It can be done, but not by the typical person who enters the contest. From what I've seen, most entrants have not written anything that long previously and are using the contest to motivate themselves to do it, which is a red flag in itself. It requires experience and genuine interest in and excitement for the material to write anything coherent in one month or less. I completely disagree with the idea of simply hammering out whatever comes in the moment and worrying about editing later. Yes, sometimes stories take unexpected turns, but without a solid outline those turns become random, desperate attempts to make the story cohesive.
I wrote the first draft of my third novel in six weeks. My experience writing the first two had a lot to do with that, as did the fact I started on a random day and had not set a deadline, so I was under no pressure to finish at a certain time. As it turns out, my outline was not the full story but only the first two acts. The big end reveal turned out to be the setup for an act three I had never considered, but because I had a clear idea of how to start and where I needed to end up, I was able to flesh out the story and ended up with something surprising and quite different for science fiction. Had I tried to write that book for NaNoWriMo it would have been incomplete and so sloppy I most likely would have trashed it.
New writers need to relax and focus on telling their stories, not worry about meeting deadlines. If they have another idea and want to test themselves after having a few novels under their belt, that's a different scenario, ut by then we're usually beyond the need for such tests.

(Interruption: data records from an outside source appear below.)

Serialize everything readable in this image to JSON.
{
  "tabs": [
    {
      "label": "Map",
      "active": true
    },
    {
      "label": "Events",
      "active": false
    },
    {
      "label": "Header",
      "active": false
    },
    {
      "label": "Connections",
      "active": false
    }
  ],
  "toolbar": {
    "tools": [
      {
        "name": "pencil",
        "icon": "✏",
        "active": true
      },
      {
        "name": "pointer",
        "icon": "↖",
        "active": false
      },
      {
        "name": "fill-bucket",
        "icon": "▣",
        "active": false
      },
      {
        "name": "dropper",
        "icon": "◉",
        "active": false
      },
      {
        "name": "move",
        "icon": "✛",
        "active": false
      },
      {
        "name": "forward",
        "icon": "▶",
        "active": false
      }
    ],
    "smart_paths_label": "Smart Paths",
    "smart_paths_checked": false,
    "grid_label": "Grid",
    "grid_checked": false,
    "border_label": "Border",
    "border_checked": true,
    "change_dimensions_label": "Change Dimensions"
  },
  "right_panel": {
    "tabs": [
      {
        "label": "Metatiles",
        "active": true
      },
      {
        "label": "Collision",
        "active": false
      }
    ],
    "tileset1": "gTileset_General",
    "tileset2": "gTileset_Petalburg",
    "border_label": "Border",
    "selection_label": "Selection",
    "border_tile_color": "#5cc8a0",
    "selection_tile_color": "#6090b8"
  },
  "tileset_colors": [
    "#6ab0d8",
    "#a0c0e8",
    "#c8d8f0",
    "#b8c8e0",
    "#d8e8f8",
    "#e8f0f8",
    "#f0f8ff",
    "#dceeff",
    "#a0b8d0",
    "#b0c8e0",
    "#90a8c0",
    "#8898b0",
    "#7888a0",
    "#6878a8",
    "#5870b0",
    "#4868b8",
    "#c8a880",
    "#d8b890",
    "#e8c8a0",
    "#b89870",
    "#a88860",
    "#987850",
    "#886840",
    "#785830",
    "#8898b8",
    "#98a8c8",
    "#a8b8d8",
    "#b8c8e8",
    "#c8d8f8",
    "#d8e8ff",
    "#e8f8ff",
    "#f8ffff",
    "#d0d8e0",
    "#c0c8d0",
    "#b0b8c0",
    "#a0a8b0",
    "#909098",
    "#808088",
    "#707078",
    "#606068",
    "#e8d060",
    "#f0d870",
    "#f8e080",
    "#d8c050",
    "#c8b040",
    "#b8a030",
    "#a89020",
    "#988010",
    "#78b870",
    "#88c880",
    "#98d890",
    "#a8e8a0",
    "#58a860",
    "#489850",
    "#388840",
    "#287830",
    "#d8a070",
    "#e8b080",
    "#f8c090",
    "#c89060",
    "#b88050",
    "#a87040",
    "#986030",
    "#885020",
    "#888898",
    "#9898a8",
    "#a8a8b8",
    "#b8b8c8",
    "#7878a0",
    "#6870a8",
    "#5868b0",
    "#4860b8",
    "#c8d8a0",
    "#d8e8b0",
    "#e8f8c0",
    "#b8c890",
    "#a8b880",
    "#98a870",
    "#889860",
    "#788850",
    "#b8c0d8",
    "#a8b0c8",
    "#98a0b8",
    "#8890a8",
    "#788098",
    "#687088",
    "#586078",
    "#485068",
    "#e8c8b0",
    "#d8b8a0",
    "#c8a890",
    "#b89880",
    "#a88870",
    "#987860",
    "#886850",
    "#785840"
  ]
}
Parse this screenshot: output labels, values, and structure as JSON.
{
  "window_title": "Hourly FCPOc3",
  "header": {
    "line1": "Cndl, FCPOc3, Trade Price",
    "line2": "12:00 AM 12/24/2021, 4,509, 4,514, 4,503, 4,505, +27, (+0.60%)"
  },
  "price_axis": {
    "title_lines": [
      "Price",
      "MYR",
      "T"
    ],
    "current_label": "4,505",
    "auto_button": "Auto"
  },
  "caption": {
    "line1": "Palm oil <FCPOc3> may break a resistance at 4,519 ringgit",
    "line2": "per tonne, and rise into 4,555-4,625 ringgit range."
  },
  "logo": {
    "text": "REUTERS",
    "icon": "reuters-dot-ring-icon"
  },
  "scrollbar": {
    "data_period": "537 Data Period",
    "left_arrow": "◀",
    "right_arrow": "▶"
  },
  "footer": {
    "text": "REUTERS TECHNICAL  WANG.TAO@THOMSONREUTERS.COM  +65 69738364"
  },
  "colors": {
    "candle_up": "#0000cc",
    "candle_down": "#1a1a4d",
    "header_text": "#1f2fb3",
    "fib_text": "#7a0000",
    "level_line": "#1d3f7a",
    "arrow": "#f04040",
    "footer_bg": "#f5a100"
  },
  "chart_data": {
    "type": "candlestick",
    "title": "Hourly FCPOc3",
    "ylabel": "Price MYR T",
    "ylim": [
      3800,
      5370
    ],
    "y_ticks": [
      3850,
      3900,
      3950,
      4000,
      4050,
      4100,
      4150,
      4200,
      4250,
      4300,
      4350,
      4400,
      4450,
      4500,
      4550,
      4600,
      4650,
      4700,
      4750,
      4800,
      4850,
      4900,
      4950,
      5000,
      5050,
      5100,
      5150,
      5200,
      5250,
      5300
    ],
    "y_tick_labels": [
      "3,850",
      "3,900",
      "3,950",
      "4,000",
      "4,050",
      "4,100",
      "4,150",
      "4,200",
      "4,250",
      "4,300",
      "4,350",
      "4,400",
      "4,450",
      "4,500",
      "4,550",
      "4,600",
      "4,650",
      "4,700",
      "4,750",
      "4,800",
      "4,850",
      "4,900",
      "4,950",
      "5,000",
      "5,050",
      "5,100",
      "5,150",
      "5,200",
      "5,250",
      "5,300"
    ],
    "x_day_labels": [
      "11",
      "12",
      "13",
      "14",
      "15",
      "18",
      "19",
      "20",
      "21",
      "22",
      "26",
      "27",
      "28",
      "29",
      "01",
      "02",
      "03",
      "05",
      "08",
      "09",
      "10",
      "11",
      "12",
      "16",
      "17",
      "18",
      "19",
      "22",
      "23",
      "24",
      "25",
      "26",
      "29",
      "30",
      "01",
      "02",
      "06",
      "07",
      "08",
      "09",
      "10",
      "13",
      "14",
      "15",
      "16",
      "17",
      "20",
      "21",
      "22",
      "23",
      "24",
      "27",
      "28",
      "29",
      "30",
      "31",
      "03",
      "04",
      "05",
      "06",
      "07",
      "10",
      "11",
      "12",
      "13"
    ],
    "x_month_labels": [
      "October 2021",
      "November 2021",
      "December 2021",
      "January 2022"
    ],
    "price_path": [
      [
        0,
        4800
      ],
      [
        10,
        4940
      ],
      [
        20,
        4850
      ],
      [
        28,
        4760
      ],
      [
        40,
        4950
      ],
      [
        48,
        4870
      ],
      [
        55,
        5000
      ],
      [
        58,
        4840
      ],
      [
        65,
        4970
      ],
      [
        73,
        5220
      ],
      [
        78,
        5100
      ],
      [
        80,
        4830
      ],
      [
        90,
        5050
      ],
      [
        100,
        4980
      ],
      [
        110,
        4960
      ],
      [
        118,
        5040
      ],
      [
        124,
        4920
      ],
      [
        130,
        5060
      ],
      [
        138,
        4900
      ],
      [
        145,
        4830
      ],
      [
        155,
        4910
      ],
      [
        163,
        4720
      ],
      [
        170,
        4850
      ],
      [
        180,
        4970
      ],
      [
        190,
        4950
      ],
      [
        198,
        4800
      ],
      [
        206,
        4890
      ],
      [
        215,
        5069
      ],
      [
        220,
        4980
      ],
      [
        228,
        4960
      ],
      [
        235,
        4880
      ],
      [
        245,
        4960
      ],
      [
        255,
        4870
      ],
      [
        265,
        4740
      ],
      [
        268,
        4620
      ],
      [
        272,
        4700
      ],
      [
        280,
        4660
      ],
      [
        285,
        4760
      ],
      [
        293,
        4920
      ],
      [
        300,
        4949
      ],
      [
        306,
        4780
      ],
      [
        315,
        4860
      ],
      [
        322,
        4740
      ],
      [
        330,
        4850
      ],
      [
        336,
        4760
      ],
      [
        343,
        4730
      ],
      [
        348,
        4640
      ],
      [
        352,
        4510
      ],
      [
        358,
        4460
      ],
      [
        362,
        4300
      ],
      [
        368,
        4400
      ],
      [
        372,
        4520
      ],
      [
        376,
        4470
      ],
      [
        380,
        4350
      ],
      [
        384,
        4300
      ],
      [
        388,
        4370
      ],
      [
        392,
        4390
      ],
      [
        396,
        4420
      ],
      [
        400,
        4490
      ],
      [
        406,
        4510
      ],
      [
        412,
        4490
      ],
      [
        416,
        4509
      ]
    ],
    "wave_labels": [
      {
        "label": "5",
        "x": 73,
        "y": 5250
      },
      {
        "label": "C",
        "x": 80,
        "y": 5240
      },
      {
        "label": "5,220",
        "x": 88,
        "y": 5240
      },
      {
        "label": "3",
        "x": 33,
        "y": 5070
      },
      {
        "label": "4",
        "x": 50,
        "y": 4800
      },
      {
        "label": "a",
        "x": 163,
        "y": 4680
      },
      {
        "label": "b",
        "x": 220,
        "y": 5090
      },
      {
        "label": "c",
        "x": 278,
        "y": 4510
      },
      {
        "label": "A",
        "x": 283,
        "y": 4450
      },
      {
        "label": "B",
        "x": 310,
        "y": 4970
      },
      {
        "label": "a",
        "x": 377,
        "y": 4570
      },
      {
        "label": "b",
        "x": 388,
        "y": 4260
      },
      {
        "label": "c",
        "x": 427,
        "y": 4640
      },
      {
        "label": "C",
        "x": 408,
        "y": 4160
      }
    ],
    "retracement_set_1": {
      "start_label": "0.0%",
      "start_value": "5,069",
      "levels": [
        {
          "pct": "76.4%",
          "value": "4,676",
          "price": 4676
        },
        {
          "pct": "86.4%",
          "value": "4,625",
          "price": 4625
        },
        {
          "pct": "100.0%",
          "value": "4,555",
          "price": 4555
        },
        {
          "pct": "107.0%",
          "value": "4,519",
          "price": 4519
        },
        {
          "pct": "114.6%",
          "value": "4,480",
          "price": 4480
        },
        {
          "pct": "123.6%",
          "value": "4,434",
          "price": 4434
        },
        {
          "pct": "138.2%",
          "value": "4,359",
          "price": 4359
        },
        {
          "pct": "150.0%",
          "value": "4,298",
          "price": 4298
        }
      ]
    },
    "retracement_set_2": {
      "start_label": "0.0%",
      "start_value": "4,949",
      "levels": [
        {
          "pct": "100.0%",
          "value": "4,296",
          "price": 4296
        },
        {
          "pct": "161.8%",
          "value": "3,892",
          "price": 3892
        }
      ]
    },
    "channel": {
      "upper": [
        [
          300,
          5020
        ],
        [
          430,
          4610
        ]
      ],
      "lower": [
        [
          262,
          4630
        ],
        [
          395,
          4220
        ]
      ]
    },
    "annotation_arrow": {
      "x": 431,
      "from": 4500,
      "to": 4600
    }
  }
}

Sadly, we will just have to wait for AI to get better. Some day, we will have reliable division between the popular mass-market garbage and things worth reading. Alas, that day remains far in the future.